## Assignment
Copy each line below that includes "true".

## Task material
*** Begin section ***
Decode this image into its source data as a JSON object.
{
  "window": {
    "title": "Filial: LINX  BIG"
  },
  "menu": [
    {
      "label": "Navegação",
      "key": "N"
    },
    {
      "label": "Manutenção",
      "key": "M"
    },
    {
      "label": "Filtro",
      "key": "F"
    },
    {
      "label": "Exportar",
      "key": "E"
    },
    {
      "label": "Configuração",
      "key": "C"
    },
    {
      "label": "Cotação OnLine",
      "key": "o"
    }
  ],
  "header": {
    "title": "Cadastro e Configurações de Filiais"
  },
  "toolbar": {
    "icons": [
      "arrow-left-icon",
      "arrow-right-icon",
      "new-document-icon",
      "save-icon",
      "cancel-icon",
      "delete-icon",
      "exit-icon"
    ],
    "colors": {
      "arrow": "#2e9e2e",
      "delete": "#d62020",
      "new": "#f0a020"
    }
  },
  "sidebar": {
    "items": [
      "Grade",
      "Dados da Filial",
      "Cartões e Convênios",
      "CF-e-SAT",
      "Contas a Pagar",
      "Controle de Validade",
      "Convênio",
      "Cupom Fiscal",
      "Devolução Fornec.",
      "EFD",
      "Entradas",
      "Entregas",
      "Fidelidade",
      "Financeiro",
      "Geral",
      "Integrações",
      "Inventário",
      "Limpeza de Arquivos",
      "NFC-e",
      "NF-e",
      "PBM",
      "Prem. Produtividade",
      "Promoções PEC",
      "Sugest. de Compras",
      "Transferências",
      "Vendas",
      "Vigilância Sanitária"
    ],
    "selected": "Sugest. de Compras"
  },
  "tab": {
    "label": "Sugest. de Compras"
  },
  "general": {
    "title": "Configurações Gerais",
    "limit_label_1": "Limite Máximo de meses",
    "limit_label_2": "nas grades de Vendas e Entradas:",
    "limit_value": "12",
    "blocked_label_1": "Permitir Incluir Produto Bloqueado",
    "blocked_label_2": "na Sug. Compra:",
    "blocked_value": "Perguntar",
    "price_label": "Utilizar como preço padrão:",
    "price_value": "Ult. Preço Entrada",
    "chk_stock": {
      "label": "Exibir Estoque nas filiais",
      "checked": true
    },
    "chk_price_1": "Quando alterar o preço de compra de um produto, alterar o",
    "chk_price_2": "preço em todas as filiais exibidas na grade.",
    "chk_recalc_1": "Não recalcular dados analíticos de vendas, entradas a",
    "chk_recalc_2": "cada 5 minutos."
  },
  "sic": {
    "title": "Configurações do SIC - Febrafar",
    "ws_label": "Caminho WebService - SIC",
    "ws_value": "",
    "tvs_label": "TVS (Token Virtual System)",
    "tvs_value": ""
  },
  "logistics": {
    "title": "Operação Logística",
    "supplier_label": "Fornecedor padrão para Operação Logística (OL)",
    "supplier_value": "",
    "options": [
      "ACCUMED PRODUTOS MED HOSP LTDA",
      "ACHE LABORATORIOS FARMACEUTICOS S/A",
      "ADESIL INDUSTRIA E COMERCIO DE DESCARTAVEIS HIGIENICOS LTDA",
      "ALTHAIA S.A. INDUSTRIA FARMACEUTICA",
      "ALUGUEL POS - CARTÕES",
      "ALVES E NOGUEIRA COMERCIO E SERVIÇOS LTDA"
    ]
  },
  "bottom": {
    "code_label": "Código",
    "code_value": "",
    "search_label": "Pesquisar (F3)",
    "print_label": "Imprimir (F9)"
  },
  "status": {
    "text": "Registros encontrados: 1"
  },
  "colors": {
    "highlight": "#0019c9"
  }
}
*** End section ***
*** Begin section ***
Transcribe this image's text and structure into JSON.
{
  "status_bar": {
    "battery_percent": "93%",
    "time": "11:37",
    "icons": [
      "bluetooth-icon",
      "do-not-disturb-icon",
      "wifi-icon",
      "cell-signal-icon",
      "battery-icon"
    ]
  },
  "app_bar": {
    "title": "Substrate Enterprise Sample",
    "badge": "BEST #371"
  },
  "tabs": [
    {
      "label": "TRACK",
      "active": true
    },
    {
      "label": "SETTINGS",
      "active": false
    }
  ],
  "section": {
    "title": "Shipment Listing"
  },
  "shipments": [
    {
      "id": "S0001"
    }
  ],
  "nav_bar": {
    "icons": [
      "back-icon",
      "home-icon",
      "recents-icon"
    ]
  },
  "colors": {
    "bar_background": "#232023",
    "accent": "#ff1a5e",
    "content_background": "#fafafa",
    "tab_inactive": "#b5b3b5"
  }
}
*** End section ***
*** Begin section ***
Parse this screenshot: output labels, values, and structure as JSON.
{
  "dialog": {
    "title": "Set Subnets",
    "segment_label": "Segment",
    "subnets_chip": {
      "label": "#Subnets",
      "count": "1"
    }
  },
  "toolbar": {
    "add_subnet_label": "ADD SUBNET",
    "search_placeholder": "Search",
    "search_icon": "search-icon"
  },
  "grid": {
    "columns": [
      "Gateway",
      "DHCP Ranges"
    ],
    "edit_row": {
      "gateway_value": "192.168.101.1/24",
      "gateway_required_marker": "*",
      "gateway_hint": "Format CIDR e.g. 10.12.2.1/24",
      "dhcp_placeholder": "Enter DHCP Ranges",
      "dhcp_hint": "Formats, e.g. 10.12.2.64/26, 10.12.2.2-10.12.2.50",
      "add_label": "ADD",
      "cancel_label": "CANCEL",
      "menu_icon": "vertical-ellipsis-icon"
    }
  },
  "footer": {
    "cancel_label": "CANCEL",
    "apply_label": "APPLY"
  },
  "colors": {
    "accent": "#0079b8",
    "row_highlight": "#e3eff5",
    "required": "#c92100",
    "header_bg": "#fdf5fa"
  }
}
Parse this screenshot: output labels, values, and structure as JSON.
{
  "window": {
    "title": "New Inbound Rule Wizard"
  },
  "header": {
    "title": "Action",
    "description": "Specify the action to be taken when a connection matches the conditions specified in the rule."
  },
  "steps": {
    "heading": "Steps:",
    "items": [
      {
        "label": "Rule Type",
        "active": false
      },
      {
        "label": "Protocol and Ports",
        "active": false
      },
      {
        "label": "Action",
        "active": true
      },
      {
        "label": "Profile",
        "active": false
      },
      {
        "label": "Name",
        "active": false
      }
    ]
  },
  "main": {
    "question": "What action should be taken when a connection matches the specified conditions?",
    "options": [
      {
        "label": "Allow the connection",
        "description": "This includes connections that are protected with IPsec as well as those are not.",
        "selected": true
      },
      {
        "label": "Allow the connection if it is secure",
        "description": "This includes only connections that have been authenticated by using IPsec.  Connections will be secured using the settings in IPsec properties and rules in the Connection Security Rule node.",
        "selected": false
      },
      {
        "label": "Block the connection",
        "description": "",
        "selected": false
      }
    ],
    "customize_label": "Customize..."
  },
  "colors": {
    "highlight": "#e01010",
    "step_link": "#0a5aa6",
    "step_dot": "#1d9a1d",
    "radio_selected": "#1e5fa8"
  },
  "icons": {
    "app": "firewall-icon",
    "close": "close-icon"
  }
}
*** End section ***
## Answer space
      "checked": true
      "active": true
        "active": true
        "selected": true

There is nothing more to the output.